BOULDER, Colo. –
As Timothy John stood outside the Boulder Public Library clutching a cup of coffee Monday afternoon, the homeless man said he was there for a simple reason.
The library’s warm, and welcoming, he said. There are lots of computers, and John, who’s been homeless for months since losing his job working on oil wells across Colorado, Wyoming and Utah, uses them to update his resume.
“Where would you go?” he asked.
Over the past few months, city officials say, growing numbers of homeless people have been spending time in and around the Boulder Public Library’s main branch, at 1001 Arapahoe Ave. It might be a sign of the economic times, or just a geographic shift, observers say.
“The Boulder Public Library reports an increase in apparently homeless persons seeking day shelter in the main library and people along the creek near the library,” Richard Johnson, Boulder’s director of community service, wrote in a memo to the City Council last week.
“This may be due to an increase in homelessness, but may also be attributed to migration from Eben Fine Park, further upstream, which has recently seen a decrease in the number of apparently homeless individuals using the park as a gathering place.”

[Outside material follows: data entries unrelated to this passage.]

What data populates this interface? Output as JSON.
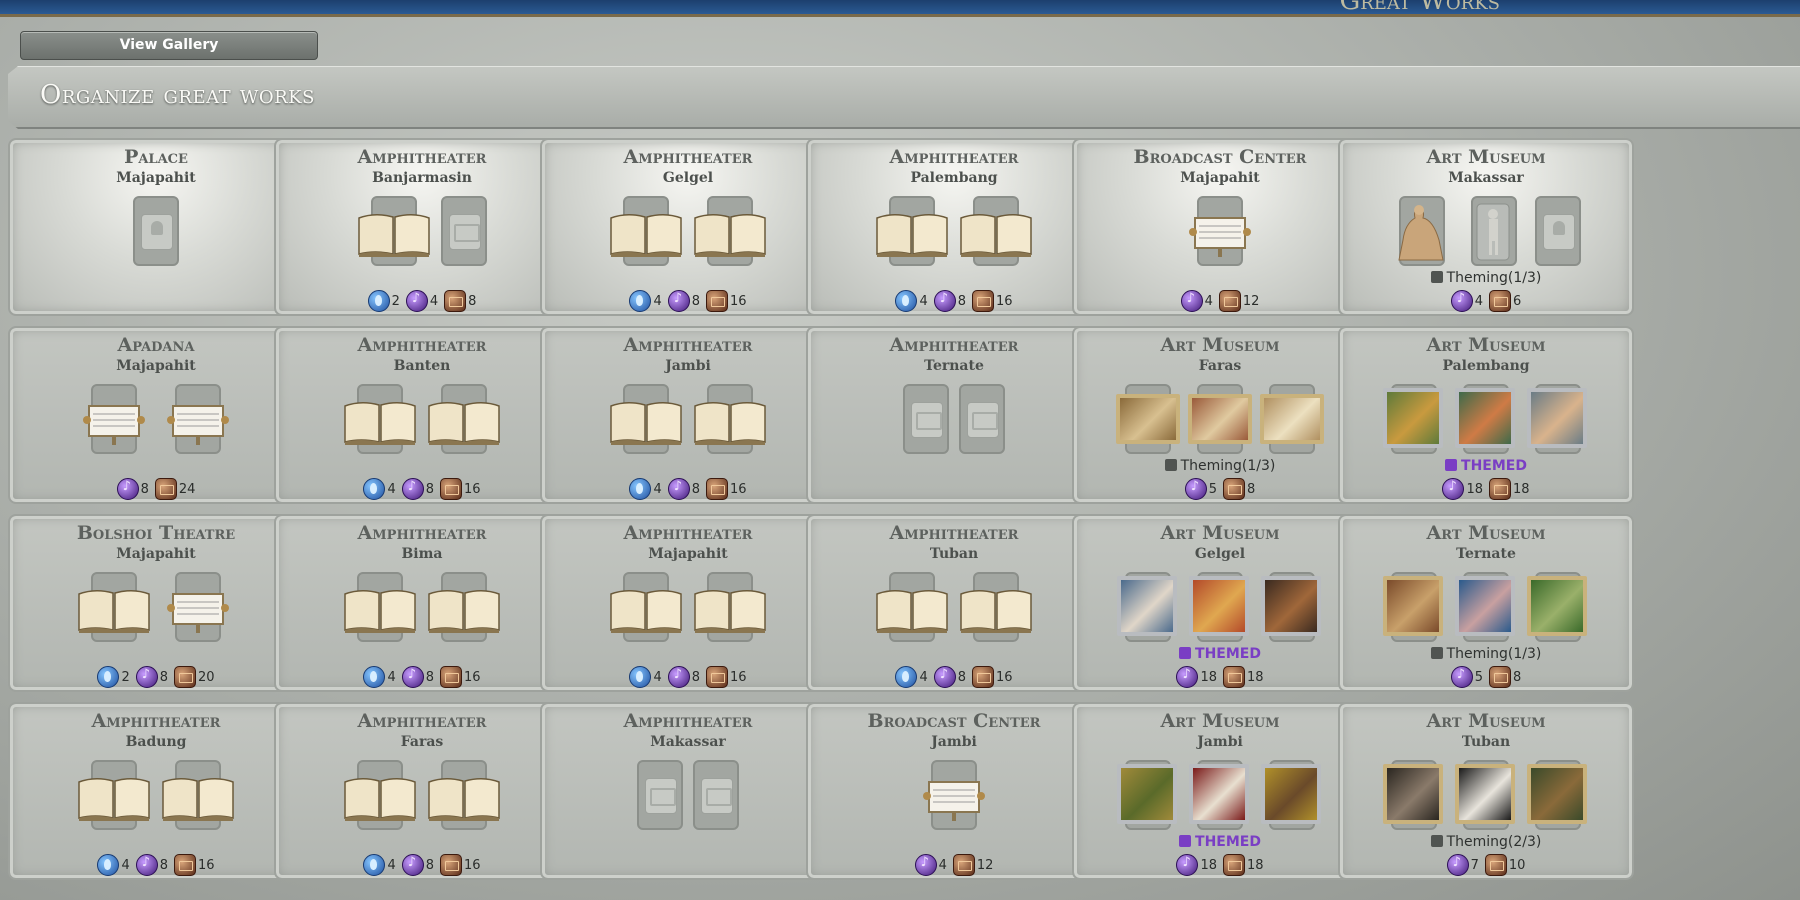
{
  "header": {
    "title_ghost": "Great Works",
    "view_gallery_label": "View Gallery"
  },
  "page_title": "Organize great works",
  "buildings": [
    {
      "name": "Palace",
      "city": "Majapahit",
      "slots": [
        "bust-empty"
      ],
      "theming": "",
      "yields": {
        "science": null,
        "culture": null,
        "tourism": null
      },
      "lit": true
    },
    {
      "name": "Amphitheater",
      "city": "Banjarmasin",
      "slots": [
        "book",
        "book-empty"
      ],
      "theming": "",
      "yields": {
        "science": 2,
        "culture": 4,
        "tourism": 8
      },
      "lit": true
    },
    {
      "name": "Amphitheater",
      "city": "Gelgel",
      "slots": [
        "book",
        "book"
      ],
      "theming": "",
      "yields": {
        "science": 4,
        "culture": 8,
        "tourism": 16
      },
      "lit": true
    },
    {
      "name": "Amphitheater",
      "city": "Palembang",
      "slots": [
        "book",
        "book"
      ],
      "theming": "",
      "yields": {
        "science": 4,
        "culture": 8,
        "tourism": 16
      },
      "lit": true
    },
    {
      "name": "Broadcast Center",
      "city": "Majapahit",
      "slots": [
        "music"
      ],
      "theming": "",
      "yields": {
        "science": null,
        "culture": 4,
        "tourism": 12
      },
      "lit": true
    },
    {
      "name": "Art Museum",
      "city": "Makassar",
      "slots": [
        "sculpt-pieta",
        "sculpt-david",
        "bust-empty"
      ],
      "theming": "Theming(1/3)",
      "yields": {
        "science": null,
        "culture": 4,
        "tourism": 6
      },
      "lit": true
    },
    {
      "name": "Apadana",
      "city": "Majapahit",
      "slots": [
        "music",
        "music"
      ],
      "theming": "",
      "yields": {
        "science": null,
        "culture": 8,
        "tourism": 24
      },
      "lit": false
    },
    {
      "name": "Amphitheater",
      "city": "Banten",
      "slots": [
        "book",
        "book"
      ],
      "theming": "",
      "yields": {
        "science": 4,
        "culture": 8,
        "tourism": 16
      },
      "lit": false
    },
    {
      "name": "Amphitheater",
      "city": "Jambi",
      "slots": [
        "book",
        "book"
      ],
      "theming": "",
      "yields": {
        "science": 4,
        "culture": 8,
        "tourism": 16
      },
      "lit": false
    },
    {
      "name": "Amphitheater",
      "city": "Ternate",
      "slots": [
        "book-empty",
        "book-empty"
      ],
      "theming": "",
      "yields": {
        "science": null,
        "culture": null,
        "tourism": null
      },
      "lit": false
    },
    {
      "name": "Art Museum",
      "city": "Faras",
      "slots": [
        "land-1",
        "land-2",
        "land-3"
      ],
      "theming": "Theming(1/3)",
      "yields": {
        "science": null,
        "culture": 5,
        "tourism": 8
      },
      "lit": false
    },
    {
      "name": "Art Museum",
      "city": "Palembang",
      "slots": [
        "paint-a",
        "paint-b",
        "paint-c"
      ],
      "theming": "THEMED",
      "yields": {
        "science": null,
        "culture": 18,
        "tourism": 18
      },
      "lit": false
    },
    {
      "name": "Bolshoi Theatre",
      "city": "Majapahit",
      "slots": [
        "book",
        "music"
      ],
      "theming": "",
      "yields": {
        "science": 2,
        "culture": 8,
        "tourism": 20
      },
      "lit": false
    },
    {
      "name": "Amphitheater",
      "city": "Bima",
      "slots": [
        "book",
        "book"
      ],
      "theming": "",
      "yields": {
        "science": 4,
        "culture": 8,
        "tourism": 16
      },
      "lit": false
    },
    {
      "name": "Amphitheater",
      "city": "Majapahit",
      "slots": [
        "book",
        "book"
      ],
      "theming": "",
      "yields": {
        "science": 4,
        "culture": 8,
        "tourism": 16
      },
      "lit": false
    },
    {
      "name": "Amphitheater",
      "city": "Tuban",
      "slots": [
        "book",
        "book"
      ],
      "theming": "",
      "yields": {
        "science": 4,
        "culture": 8,
        "tourism": 16
      },
      "lit": false
    },
    {
      "name": "Art Museum",
      "city": "Gelgel",
      "slots": [
        "paint-d",
        "paint-e",
        "paint-f"
      ],
      "theming": "THEMED",
      "yields": {
        "science": null,
        "culture": 18,
        "tourism": 18
      },
      "lit": false
    },
    {
      "name": "Art Museum",
      "city": "Ternate",
      "slots": [
        "paint-g",
        "paint-h",
        "paint-i"
      ],
      "theming": "Theming(1/3)",
      "yields": {
        "science": null,
        "culture": 5,
        "tourism": 8
      },
      "lit": false
    },
    {
      "name": "Amphitheater",
      "city": "Badung",
      "slots": [
        "book",
        "book"
      ],
      "theming": "",
      "yields": {
        "science": 4,
        "culture": 8,
        "tourism": 16
      },
      "lit": false
    },
    {
      "name": "Amphitheater",
      "city": "Faras",
      "slots": [
        "book",
        "book"
      ],
      "theming": "",
      "yields": {
        "science": 4,
        "culture": 8,
        "tourism": 16
      },
      "lit": false
    },
    {
      "name": "Amphitheater",
      "city": "Makassar",
      "slots": [
        "book-empty",
        "book-empty"
      ],
      "theming": "",
      "yields": {
        "science": null,
        "culture": null,
        "tourism": null
      },
      "lit": false
    },
    {
      "name": "Broadcast Center",
      "city": "Jambi",
      "slots": [
        "music"
      ],
      "theming": "",
      "yields": {
        "science": null,
        "culture": 4,
        "tourism": 12
      },
      "lit": false
    },
    {
      "name": "Art Museum",
      "city": "Jambi",
      "slots": [
        "paint-j",
        "paint-k",
        "paint-l"
      ],
      "theming": "THEMED",
      "yields": {
        "science": null,
        "culture": 18,
        "tourism": 18
      },
      "lit": false
    },
    {
      "name": "Art Museum",
      "city": "Tuban",
      "slots": [
        "paint-m",
        "paint-n",
        "paint-o"
      ],
      "theming": "Theming(2/3)",
      "yields": {
        "science": null,
        "culture": 7,
        "tourism": 10
      },
      "lit": false
    }
  ],
  "colors": {
    "themed": "#7a3ec4",
    "science": "#2f6fc4",
    "culture": "#5a2aa0",
    "tourism": "#7a3a22"
  }
}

This spring, officials from several city departments — police, Municipal Court, library staff and others — will meet to try to figure out how to respond to the increase, Johnson said.
“It’ll be good to all sit down and figure out where we are,” he said.
Johnson said the recession may not be behind the shift. People who’ve been pushed into unemployment and homelessness by tough economic times are probably a distinct population from the “chronically homeless” who spend their time in and around the library, he said.
James Budd, a formerly homeless man who spent years on the streets in Boulder, said he thinks the increased presence of homeless people near the library may be due to their exodus from Eben G. Fine Park.
Budd said the park isn’t as accommodating to homeless people as it used to be — especially since the parks department installed a children’s playground a few years ago.
Now, he said, homeless people are likely to be moved along by police.
“Eben G. Fine has become a sanctified place for soccer moms,” Budd said. “Women with kids — they can’t hang out down in Central Park because of the homeless people, so they go up there… It’s family time up there during the day, so we stay the hell away.”
Boulder police spokeswoman Sarah Huntley said officers have been increasing patrols all along Boulder Creek “in response to some quality-of-life issues that have been occurring along that pathway.”
Lynn Reed, the library’s information services manager, said homeless people have always been a part of libraries. As she spoke Monday afternoon, homeless people — mostly men — were sitting quietly at tables and in chairs tucked into corners of the library.
They were reading newspapers and books, or watching videos on YouTube. Reed said she hasn’t noticed a sizable increase in that group’s population.
“I’m thrilled that they’re here,” she said. “They’re very engaged with the library.”
But, she said, there is another group of transients who are more likely to show up when the weather’s cold. They’re just “congregating,” she said, using the library as a place to warm up. And they’re the people other patrons are more likely to notice and complain about.
“It’s a community issue,” she said. “It impacts the library, but at the end of the day, it’s a community issue.”
Contact Camera Staff Writer Ryan Morgan at 303-473-1333 or firstname.lastname@example.org.